Unless otherwise expressly set out to the contrary, nothing in these Terms shall serve to transfer from Mondaq to you, any Intellectual Property Rights owned by and/or licensed to Mondaq and all rights, title and interest in and to such Intellectual Property Rights will remain exclusively with Mondaq and/or its licensors.

Mondaq shall use its reasonable endeavours to make the Website and Services available to you at all times, but we cannot guarantee an uninterrupted and fault free service.

Mondaq reserves the right to make changes to the services and/or the Website or part thereof, from time to time, and we may add, remove, modify and/or vary any elements of features and functionalities of the Website or the services.

Mondaq also reserves the right from time to time to monitor your Use of the Website and/or services.

Disclaimer

The Content is general information only. It is not intended to constitute legal advice or seek to be the complete and comprehensive statement of the law, nor is it intended to address your specific requirements or provide advice on which reliance should be placed. Mondaq and/or its Contributors and other suppliers make no representations about the suitability of the information contained in the Content for any purpose. All Content provided "as is" without warranty of any kind. Mondaq and/or its Contributors and other suppliers hereby exclude and disclaim all representations, warranties or guarantees with regard to the Content, including all implied warranties and conditions of merchantability, fitness for a particular purpose, title and non-infringement. To the maximum extent permitted by law, Mondaq expressly excludes all representations, warranties, obligations, and liabilities arising out of or in connection with all Content. In no event shall Mondaq and/or its respective suppliers be liable for any special, indirect or consequential damages or any damages whatsoever resulting from loss of use, data or profits, whether in an action of contract, negligence or other tortious action, arising out of or in connection with the use of the Content or performance of Mondaq’s Services.

General

Mondaq may alter or amend these Terms by amending them on the Website. By continuing to Use the Services and/or the Website after such amendment, you will be deemed to have accepted any amendment to these Terms.

These Terms shall be governed by and construed in accordance with the laws of England and Wales and you irrevocably submit to the exclusive jurisdiction of the courts of England and Wales to settle any dispute which may arise out of or in connection with these Terms.

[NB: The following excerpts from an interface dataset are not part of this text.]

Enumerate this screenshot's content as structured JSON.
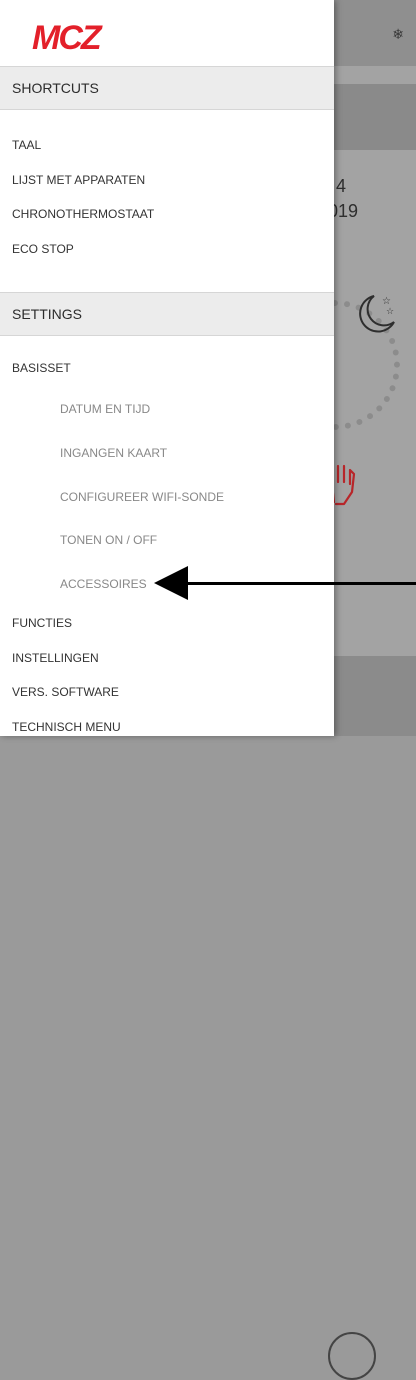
{
  "background": {
    "date_line1": "4",
    "date_line2": "019",
    "snowflake_icon": "snowflake-icon",
    "moon_icon": "moon-stars-icon",
    "hand_icon": "hand-icon"
  },
  "drawer": {
    "logo_text": "MCZ",
    "logo_color": "#e3202a",
    "shortcuts": {
      "header": "SHORTCUTS",
      "items": [
        "TAAL",
        "LIJST MET APPARATEN",
        "CHRONOTHERMOSTAAT",
        "ECO STOP"
      ]
    },
    "settings": {
      "header": "SETTINGS",
      "basisset": "BASISSET",
      "sub_items": [
        "DATUM EN TIJD",
        "INGANGEN KAART",
        "CONFIGUREER WIFI-SONDE",
        "TONEN ON / OFF",
        "ACCESSOIRES"
      ],
      "items": [
        "FUNCTIES",
        "INSTELLINGEN",
        "VERS. SOFTWARE",
        "TECHNISCH MENU"
      ]
    }
  }
}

If you live outside the United Kingdom, English law shall apply only to the extent that English law shall not deprive you of any legal protection accorded in accordance with the law of the place where you are habitually resident ("Local Law"). In the event English law deprives you of any legal protection which is accorded to you under Local Law, then these terms shall be governed by Local Law and any dispute or claim arising out of or in connection with these Terms shall be subject to the non-exclusive jurisdiction of the courts where you are habitually resident.

You may print and keep a copy of these Terms, which form the entire agreement between you and Mondaq and supersede any other communications or advertising in respect of the Service and/or the Website.

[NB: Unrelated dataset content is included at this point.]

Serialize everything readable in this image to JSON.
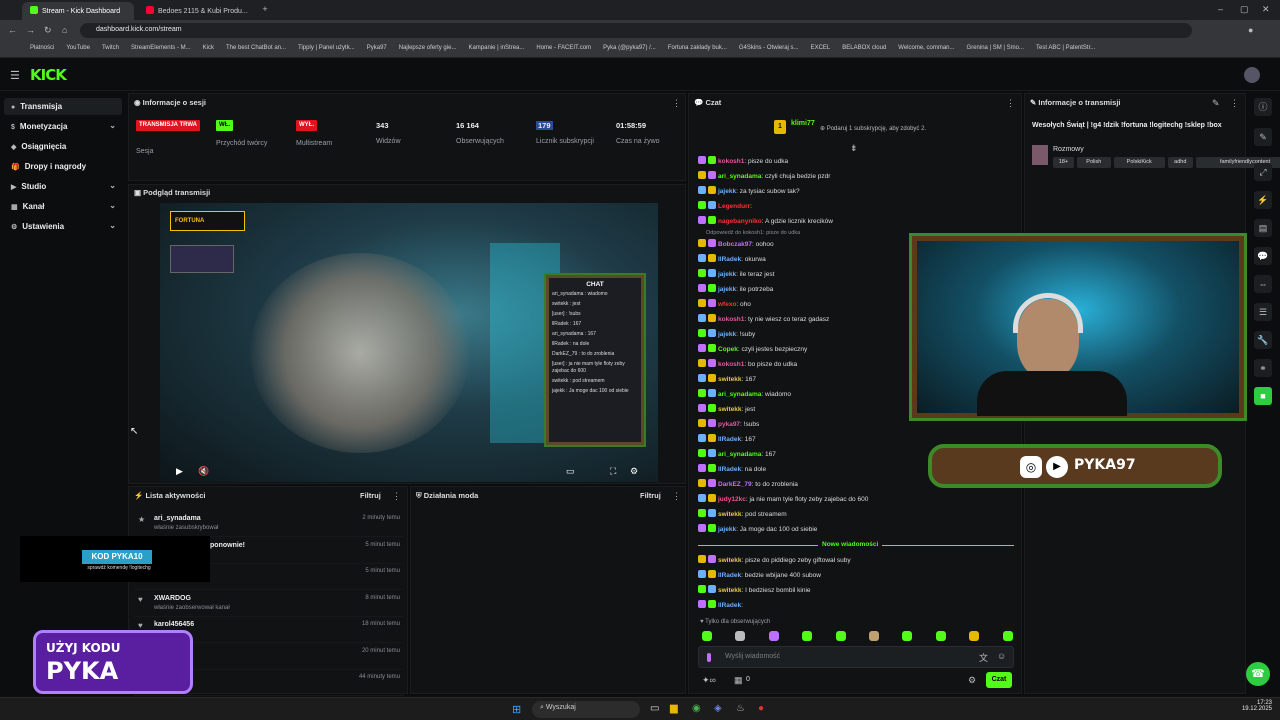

No delay in exercising or non-exercise by you and/or Mondaq of any of its rights under or in connection with these Terms shall operate as a waiver or release of each of your or Mondaq’s right. Rather, any such waiver or release must be specifically granted in writing signed by the party granting it.

If any part of these Terms is held unenforceable, that part shall be enforced to the maximum extent permissible so as to give effect to the intent of the parties, and the Terms shall continue in full force and effect.

Mondaq shall not incur any liability to you on account of any loss or damage resulting from any delay or failure to perform all or any part of these Terms if such delay or failure is caused, in whole or in part, by events, occurrences, or causes beyond the control of Mondaq. Such events, occurrences or causes will include, without limitation, acts of God, strikes, lockouts, server and network failure, riots, acts of war, earthquakes, fire and explosions.

By clicking Register you state you have read and agree to our Terms and Conditions